Originally published Thursday, June 15, 2017 at 05:56a.m.
Concerning the removal of certain Confederate memorials around the countryside, I feel some should remain and some should be removed. The monuments, both blue and gray, represent a bad time in American history. For most of us, it is unimaginable to think of human beings in slavery. Because the South believed in this type of life, the North began to squeeze them economically and this was done with the blessings of the federal government. When 13 southern states pulled out of the Union, that's when the war started.
None of us or our fathers or our grandfathers were associated with the Civil War as soldiers or slaves, so why do some continue to beat the drum?

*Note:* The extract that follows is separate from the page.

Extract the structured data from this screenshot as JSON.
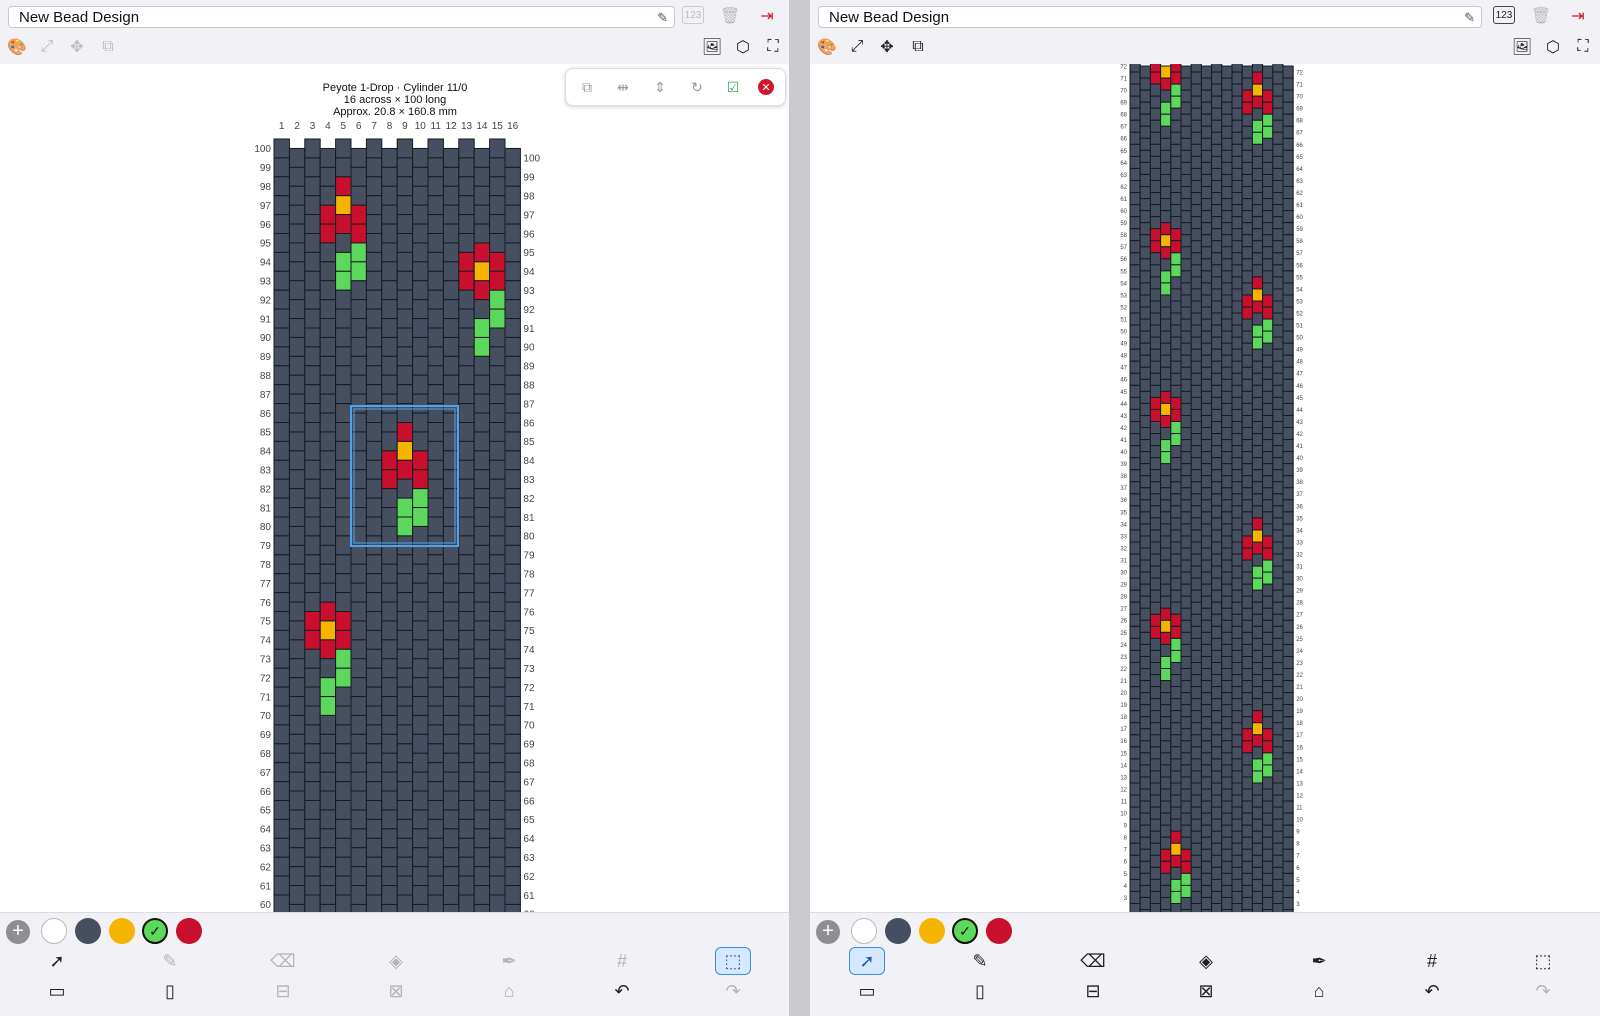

Yes, the war should be remembered. There were lessons to be learned. By keeping some monuments, they will be a reminder that inhumanity toward others should never happen again.
Displaying the Confederate flag at any government building is a different matter. Our government is the United States, not the Confederate States. Who won the war anyway? When World War II was finally won, did Americans hoist the Nazi flag up the flag pole? Of course not!
When driving though town, I will occasionally see the Confederate flag displayed in the back window of a car or truck. When asked, they will give the excuse of "Southern pride.” Through the years, the Confederate flag of 1865, which is the most popular one of the three that were designed and made, is now known for slavery and racism, nothing else. It was once the flag of the Confederate States of America, but in modern times it has evolved into a loser symbol.